How to make sure custody and access is fair for your kids
Divorce is difficult on everybody in the family, including the children.
The family unit takes a different shape following a divorce or separation, where parents need to learn how to maintain civil relations and fairness in new parenting roles.
Custody and access can be contentious issues to resolve for two separating parents, but it’s important to put aside your personal differences and arrive at a fair arrangement for your children.
How can you reach a fair custody and access arrangement when you can’t reconcile your relationship differences?
We help couples with this difficult and important aspect of separation and divorce, and these rules go a long way toward improving the lives of children in divorced families better.
Don’t talk down about your ex
Children do two things when a parent speaks poorly of the other:
- They internalize those feelings of anger and put themselves in the middle as the cause.
- They are influenced by the words of a parent and begin to absorb those feelings themselves, even if the criticism from one parent is untrue.
Whether you have justified bad feelings about your ex or not, it’s unfair to place your feelings on the children and influence their parental relationship in that way.
Fair custody involves dignity for everybody, including your ex, because it helps the children move on and experience healthy relationships.
Remember, custody is about the kids, not you
The divorce was about you, but custody is about the kids.

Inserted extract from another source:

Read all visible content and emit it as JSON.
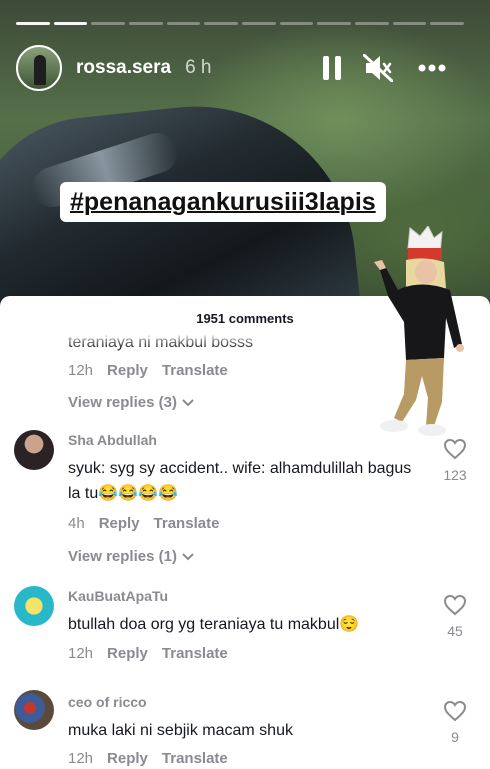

It not about getting exactly what you want, but giving the kids exactly what’s best for them.
Sometimes this involves a lot of self-reflection to find the line where your wants creep into the discussion.
If you can maintain clarity about the best arrangement for the wellbeing of your children, you’ll be happier with your custody and access arrangement in the long term, and your kids will thank you.

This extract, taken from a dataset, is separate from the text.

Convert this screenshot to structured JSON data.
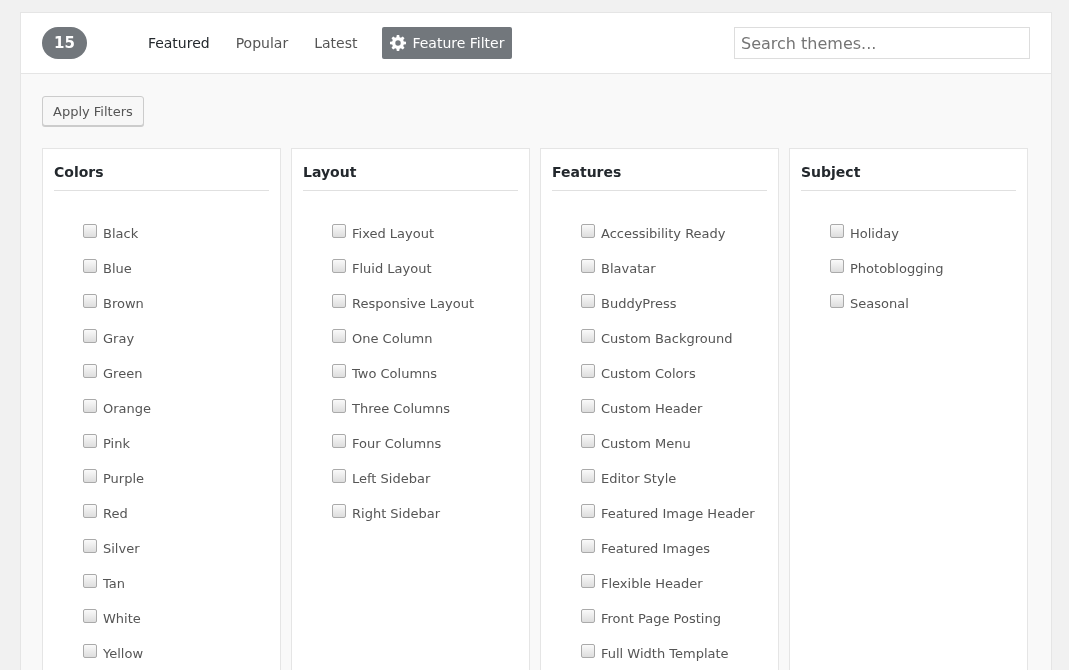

Be realistic about logistics
Parents can make unrealistic custody grabs based on fear or insecurity.
You will have time commitments where your ex-partner would take care of the kids were you still together, so it’s reasonable to think there will be many times when you need your ex to have balanced access to the children now.
If you couldn’t take your kids to all the hockey games when you were married, you won’t be able to when you are divorced.
Do your best to think clearly about time commitments and availability so the children don’t miss out on the things they love.
What else plays into fair arrangements for the kids?
You and your ex-partner can lay out a very detailed and balanced custody arrangement when you think carefully about:
- Your children’s ages and personalities
- Career and social commitments for each parent
- School and extracurricular activities your children participate in.
- Your own extracurricular activities (you still have to have your own social time!)
- The distance between the parents’ homes.
Remember – a bad partner can be a great parent
Even though your ex-partner couldn’t keep up his/her end of the deal in your marriage doesn’t mean they aren’t a great parent.
You might make better co-parents than you did partners.
And your kids will benefit from civility in your ongoing co-parenting relationship (especially when each of you find new partners).
Agree on an easy and convenient way to communicate
Communication in your new co-parenting roles is key.
Good communication will help everything feel smoother and more comfortable for your children.
Find an online tool offering communication tools like joint calendars and shopping logs or document storage for things like immunization and school records.
Nothing is set in stone. Agree to review the arrangement from time to time to adjust to your children’s changing needs
Kids grow and learn and change. Your custody arrangement can change with them.
Maybe your kids decide to quit playing hockey, so your Tuesday, Thursday and Saturday arrangements can change. Or maybe your career changes and you become more available on weekends.
Whatever gives the children the best opportunity for comfort, safety and personal growth is good for everybody. When your circumstances change, talk with your ex-partner about what can change with it.
Remember, custody and access isn’t about you, or gaining power over your ex-partner. It’s about ensuring your children can thrive in the new family dynamic and each parent can contribute to that success in their own way.
We can help achieve a fair and dignified access arrangement for the new shape of your family.